“Turf has seasonal problems, is susceptible to poor weather and is easily wrecked by horses.

“It also requires hours of maintenance and irrigation, but with the new polytrack, we get the same benefits of racing on grass with much lower maintenance.

“It’s totally free draining, performs the same, whether it’s wet or dry, and doesn’t need irrigation,” David explained.

The new polytrack

And as just the third provincial club to install a polytrack, it’s expected that the new addition will further elevate the club’s status as one of the most elite training facilities outside of the metro area.

As former CEO turned project manager, the new track is being referred to as David’s legacy, something he’s very proud of.

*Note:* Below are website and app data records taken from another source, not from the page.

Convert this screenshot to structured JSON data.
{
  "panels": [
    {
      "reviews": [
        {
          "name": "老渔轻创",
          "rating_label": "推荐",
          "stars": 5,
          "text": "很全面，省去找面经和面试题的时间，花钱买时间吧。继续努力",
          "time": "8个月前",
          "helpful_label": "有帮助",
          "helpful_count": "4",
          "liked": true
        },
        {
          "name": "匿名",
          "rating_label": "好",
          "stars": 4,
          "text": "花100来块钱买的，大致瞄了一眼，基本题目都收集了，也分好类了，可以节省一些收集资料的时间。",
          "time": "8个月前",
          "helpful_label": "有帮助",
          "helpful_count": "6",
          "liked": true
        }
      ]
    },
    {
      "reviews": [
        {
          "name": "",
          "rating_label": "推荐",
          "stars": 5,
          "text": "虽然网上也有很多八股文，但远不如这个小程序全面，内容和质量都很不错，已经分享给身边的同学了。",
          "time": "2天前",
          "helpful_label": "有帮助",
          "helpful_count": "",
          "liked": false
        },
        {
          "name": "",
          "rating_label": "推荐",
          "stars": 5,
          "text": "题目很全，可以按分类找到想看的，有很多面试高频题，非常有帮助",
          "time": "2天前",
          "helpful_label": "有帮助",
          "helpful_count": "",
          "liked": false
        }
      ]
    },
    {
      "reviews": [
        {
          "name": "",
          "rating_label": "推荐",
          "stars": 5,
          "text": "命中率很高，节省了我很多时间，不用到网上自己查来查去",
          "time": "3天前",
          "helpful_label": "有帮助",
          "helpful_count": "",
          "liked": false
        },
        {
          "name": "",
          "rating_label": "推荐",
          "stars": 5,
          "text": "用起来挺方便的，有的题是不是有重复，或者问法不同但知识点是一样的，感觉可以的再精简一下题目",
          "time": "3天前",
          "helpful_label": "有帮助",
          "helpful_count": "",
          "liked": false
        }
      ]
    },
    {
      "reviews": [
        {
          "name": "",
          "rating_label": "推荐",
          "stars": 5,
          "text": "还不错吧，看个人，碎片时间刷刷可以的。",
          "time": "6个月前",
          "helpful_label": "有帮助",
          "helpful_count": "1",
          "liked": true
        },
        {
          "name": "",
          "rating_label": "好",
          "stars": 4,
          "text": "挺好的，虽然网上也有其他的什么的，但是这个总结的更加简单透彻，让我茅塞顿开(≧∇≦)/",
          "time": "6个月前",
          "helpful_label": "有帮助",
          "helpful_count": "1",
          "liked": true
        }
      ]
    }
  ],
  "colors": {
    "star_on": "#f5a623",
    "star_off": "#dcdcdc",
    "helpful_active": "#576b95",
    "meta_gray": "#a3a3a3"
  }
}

“The club has made a lot of progress over the past five years, with around $7M invested.

“The Board has a strategy to be recognised as a centre of excellence and as a club that looks after its horses, owners, trainers and riders.

“We want to have the safest tracks that we possibly can, and the safety of horses and riders is paramount to everything that we do.

“Having training facilities at the highest possible standard has helped us achieve that, and that’s basically why I’ve been involved with the club over the past six years.

“I’ve seen a lot of things develop and now it’s time to hand it over and let Robin Taylor, the new CEO and the team look after it going forward,” David said.

While he couldn’t give much away, David said that upping the stabling capacity at the club was on the agenda.

“The club’s situation is unique in that we’ve got over 200 horses stabled already.

“We’ve been trading at capacity for the past four years and haven’t been able to encourage people to come and train here.

“With more stabling that will change, but it  won’t come without significant capital cost, so I’m sure the Board will explore all of its options,” David said.

Video, May 29
David Jewel Legacy Video, Wyong Race Club
Interview, Jun 5
David Jewel, Wyong Race Club Project Manager
Reporter: Dilon Luke